TASK DETAILS.
Take each line in the entries below that holds "Pelastus" and show it.

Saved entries
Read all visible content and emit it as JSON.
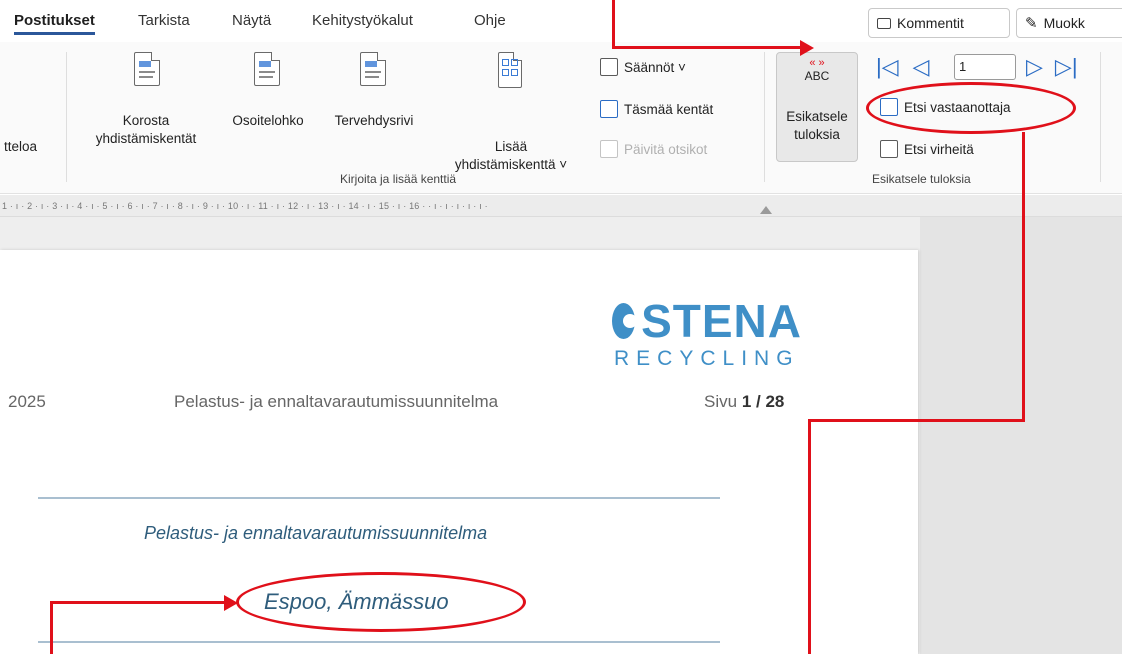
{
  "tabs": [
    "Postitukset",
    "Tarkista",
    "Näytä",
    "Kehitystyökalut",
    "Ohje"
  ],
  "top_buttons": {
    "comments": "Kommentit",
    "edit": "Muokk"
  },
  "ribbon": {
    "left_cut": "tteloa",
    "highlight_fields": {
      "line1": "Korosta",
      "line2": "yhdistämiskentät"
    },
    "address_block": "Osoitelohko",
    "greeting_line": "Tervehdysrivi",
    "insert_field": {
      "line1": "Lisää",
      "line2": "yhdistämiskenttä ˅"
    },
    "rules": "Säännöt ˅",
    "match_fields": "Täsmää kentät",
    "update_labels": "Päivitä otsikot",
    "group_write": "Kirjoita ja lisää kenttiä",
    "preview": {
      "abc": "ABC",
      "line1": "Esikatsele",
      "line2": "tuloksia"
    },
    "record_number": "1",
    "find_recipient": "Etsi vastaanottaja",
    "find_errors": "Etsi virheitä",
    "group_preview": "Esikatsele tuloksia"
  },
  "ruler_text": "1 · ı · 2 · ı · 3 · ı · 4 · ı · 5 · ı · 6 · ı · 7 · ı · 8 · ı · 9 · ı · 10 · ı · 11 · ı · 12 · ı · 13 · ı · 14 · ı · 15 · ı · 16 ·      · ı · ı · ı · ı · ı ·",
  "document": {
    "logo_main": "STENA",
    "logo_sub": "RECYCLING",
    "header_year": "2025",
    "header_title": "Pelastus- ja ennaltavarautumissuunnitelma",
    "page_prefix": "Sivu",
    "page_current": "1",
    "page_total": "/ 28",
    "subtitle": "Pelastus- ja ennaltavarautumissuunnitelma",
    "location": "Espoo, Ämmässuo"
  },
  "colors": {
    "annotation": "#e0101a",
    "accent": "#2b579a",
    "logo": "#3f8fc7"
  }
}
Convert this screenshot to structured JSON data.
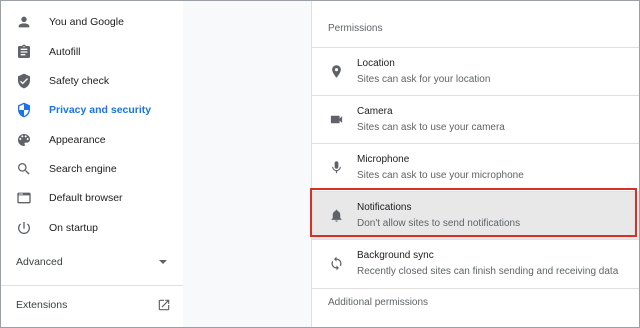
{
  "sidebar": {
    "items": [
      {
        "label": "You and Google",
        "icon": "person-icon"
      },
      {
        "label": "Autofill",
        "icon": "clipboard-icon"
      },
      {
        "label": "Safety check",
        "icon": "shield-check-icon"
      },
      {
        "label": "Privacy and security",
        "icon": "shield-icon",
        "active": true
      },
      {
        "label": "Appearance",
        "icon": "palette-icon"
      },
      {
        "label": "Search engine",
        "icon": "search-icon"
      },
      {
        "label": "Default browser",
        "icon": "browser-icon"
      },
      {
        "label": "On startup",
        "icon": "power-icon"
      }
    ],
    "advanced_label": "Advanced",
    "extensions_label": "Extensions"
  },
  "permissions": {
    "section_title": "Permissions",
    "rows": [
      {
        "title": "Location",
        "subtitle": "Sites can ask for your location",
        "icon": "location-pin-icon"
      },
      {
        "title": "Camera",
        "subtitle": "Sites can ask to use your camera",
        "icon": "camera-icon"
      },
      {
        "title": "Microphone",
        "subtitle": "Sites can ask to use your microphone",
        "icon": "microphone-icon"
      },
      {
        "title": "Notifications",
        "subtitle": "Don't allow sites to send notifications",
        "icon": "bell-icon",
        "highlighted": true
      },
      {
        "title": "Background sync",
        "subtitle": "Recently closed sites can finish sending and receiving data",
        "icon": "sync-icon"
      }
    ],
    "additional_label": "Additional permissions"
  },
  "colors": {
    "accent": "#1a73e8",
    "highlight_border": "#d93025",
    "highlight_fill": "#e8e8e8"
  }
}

ANSWER.
    "header_title": "Pelastus- ja ennaltavarautumissuunnitelma",
    "subtitle": "Pelastus- ja ennaltavarautumissuunnitelma",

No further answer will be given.